What is anxiety?

Anxiety is the body’s natural response to overwhelming stress or fear. A little anxiety can be completely healthy; it triggers the body’s fight-or-flight response in preparation for impending danger. When recurrent anxiety isn’t specifically linked to an event, threat or danger, an anxiety disorder may be diagnosed. This can manifest in the form of uncontrollable panic attacks, insomnia, increased heart rate, low mood, hot flushes, intense worry, nausea, difficulty in breathing, and/or feeling out of control. Someone with an anxiety disorder may display fear and avoidant behaviours as they struggle to follow daily routines, hit deadlines, keep in touch with friends and/or attend important events.

What is depression?

Depression is a mood disorder that goes beyond feeling down or hosting a bad mood. It’s a mental health condition charaterised by prolonged feelings of sadness, hopelessness, failure and/or apathy. Depression can manifest in emotional patterns that affect a person’s ability to make decisions, take actions, and live life as per their normal. Someone with depression may lose interest in things that once brought joy, experience weight loss or weight gain, express unworthiness, seem constantly deflated, and/or have thoughts of or contemplate suicide.

What is the difference between anxiety and depression?

Anxiety and depression share a similar biological foundation in that recurrent states of anxiety and depression involve a change in neurotransmitter function. They also share a set of overlapping symptoms and are linked to low levels of serotonin. However, beyond these similarities, anxiety and depression are experienced differently and in relation to separate sets of emotions. Anxiety is identified as a disorder linked to feelings of worry, stress and fear, whereas depression is linked to feelings of sadness and apathy. Anxiety and depression require different treatment plans and thus it’s vital to speak with your trusted healthcare professional if you experience symptoms of either condition.

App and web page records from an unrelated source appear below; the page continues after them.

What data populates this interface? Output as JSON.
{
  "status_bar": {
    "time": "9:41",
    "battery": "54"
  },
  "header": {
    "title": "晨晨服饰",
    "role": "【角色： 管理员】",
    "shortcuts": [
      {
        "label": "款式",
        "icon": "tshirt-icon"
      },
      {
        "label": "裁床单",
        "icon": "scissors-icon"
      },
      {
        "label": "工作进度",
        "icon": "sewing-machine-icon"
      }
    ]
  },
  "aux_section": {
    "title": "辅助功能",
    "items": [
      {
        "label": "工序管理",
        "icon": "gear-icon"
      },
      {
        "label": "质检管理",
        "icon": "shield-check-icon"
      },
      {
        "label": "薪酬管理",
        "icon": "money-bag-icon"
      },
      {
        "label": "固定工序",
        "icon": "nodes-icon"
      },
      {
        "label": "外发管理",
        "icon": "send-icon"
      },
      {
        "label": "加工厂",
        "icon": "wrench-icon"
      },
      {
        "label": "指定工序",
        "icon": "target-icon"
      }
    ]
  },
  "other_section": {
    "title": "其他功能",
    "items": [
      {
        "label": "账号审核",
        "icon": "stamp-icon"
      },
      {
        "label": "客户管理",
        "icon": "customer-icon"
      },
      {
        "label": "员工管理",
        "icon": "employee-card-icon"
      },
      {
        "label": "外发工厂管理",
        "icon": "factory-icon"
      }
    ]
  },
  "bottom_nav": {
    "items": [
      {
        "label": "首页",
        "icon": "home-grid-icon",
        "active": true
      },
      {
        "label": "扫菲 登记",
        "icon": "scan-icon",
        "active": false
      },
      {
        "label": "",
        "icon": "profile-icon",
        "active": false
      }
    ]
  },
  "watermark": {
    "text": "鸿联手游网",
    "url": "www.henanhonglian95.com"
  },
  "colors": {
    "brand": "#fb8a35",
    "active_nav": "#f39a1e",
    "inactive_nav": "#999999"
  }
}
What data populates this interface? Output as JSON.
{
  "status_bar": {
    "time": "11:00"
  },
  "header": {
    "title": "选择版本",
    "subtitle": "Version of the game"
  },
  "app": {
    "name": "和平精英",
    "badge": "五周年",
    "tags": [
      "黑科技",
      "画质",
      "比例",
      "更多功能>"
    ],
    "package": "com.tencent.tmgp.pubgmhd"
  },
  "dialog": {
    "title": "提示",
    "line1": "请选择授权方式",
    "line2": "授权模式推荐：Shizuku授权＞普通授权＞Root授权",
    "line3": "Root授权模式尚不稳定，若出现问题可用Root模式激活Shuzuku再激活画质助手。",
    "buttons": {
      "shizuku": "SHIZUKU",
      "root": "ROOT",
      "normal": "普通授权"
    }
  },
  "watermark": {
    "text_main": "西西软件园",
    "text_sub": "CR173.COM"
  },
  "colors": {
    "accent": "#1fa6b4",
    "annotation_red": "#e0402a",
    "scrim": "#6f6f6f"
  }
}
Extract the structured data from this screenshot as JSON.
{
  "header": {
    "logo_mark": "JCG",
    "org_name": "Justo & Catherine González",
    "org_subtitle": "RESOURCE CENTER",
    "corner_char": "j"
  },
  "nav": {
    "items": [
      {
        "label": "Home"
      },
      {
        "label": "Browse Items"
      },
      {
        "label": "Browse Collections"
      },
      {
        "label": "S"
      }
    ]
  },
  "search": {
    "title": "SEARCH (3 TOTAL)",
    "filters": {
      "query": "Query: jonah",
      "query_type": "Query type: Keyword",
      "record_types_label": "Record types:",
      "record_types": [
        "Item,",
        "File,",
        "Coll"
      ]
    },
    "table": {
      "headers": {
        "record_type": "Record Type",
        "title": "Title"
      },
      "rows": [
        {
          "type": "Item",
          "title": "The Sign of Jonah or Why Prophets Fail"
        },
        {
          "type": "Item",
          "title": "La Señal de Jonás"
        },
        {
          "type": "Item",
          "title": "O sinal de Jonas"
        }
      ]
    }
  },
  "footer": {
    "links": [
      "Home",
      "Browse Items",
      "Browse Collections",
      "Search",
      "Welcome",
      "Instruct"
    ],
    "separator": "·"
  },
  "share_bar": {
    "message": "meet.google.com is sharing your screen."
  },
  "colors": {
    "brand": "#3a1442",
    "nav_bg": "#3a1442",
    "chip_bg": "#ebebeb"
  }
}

This guide is designed to be informative and educational. It is not intended to provide specific medical advice or replace advice from your medical practitioner.